Electronic Thesis and Dissertation Repository

Thesis Format

Integrated Article


Master of Science


Health and Rehabilitation Sciences


Brunton, Laura K.



Fifty-seven percent of children with cerebral palsy (CP) experience mental health symptoms including symptoms of anxiety and depression. Although CP is non progressive, secondary conditions can have progressive effects on an individuals’ functional abilities. Particularly, untreated mental health symptoms can negatively affect a child’s quality of life. Children with CP also experience fatigue, pain, poor physical activity, and sleep disturbances. The presence of these physiological symptoms, separate and in combination, may impact mental health; however, it has not been systematically examined. Identifying factors that contribute to mental health symptoms may prevent the maintenance of these issues into adulthood.


This study aimed to understand the associations between fatigue, pain, sleep, physical activity and mental health symptoms for children with CP. We hypothesized that moderate levels of fatigue, pain and/or sleep difficulties were associated with presence of psychological symptoms. In addition, we hypothesized that lower levels of physical activity were associated with mental health symptoms.


An observational study was conducted to assess physiological and mental health symptoms and physical activity in children with CP. Twenty-six participants and their caregivers responded to risk factor specific questionnaires before wearing accelerometers for one week, providing non-invasive data on movement patterns and sleep cycles. Using pairwise correlations and backward stepwise linear regressions, we examined the associations between the risk factors and severity of mental health symptoms.


Significant regression models demonstrated associations for behavioural, depressive and anxiety related symptoms in children with CP. Models were able to explain 61%, 18% and 41% of the variance in child report internalizing behaviours, caregiver reported depression and anxiety, respectively.


Fatigue, pain severity, sleep efficiency and physical activity outcomes all contributed in some way to mental health outcomes. Longitudinal research is required to determine causal relationships.

Future Applications

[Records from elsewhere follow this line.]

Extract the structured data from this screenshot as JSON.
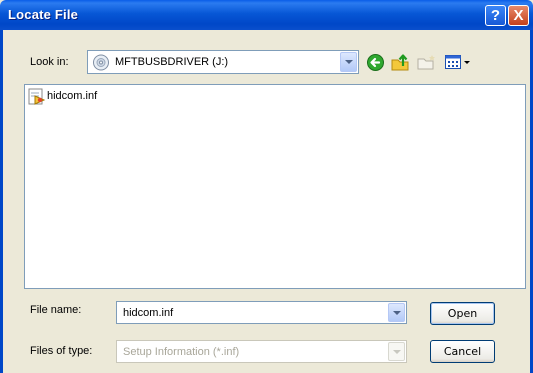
{
  "window": {
    "title": "Locate File"
  },
  "titlebar_buttons": {
    "help": "?",
    "close": "X"
  },
  "lookin": {
    "label": "Look in:",
    "value": "MFTBUSBDRIVER (J:)"
  },
  "toolbar": {
    "icons": [
      "back-icon",
      "up-folder-icon",
      "new-folder-icon",
      "views-menu-icon"
    ]
  },
  "files": [
    {
      "name": "hidcom.inf",
      "icon": "setup-file-icon"
    }
  ],
  "filename": {
    "label": "File name:",
    "value": "hidcom.inf"
  },
  "filetype": {
    "label": "Files of type:",
    "value": "Setup Information (*.inf)"
  },
  "buttons": {
    "open": "Open",
    "cancel": "Cancel"
  }
}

This study will help develop evidence-based interventions to treat these factors and have the potential to inform clinicians on the determinants of mental health outcomes in this population. Individualized, targeted interventions can be developed and implemented to address the modifiable risk factors that threaten the wellbeing of children with CP.

Summary for Lay Audience

Cerebral palsy (CP) is the most prevalent and most impactful long-term motor disability in children. As children with CP grow, they experience new or worsening symptoms, including mental health symptoms, that can have negative effects on their quality of life. Identifying factors that contribute to mental health symptoms can prevent these issues from being maintained into adulthood. The objective in this study was to understand the association between fatigue, pain, sleep, physical activity and mental health symptoms for children and youth with CP. We determined that fatigue, pain, sleep and physical activity were all associated with mental health outcomes. We hypothesized that moderate levels of these physical symptoms would be related to the presence of having mental health symptoms. This study will help inform the development of evidence-based interventions to treat the physical symptoms that contribute to poor mental health.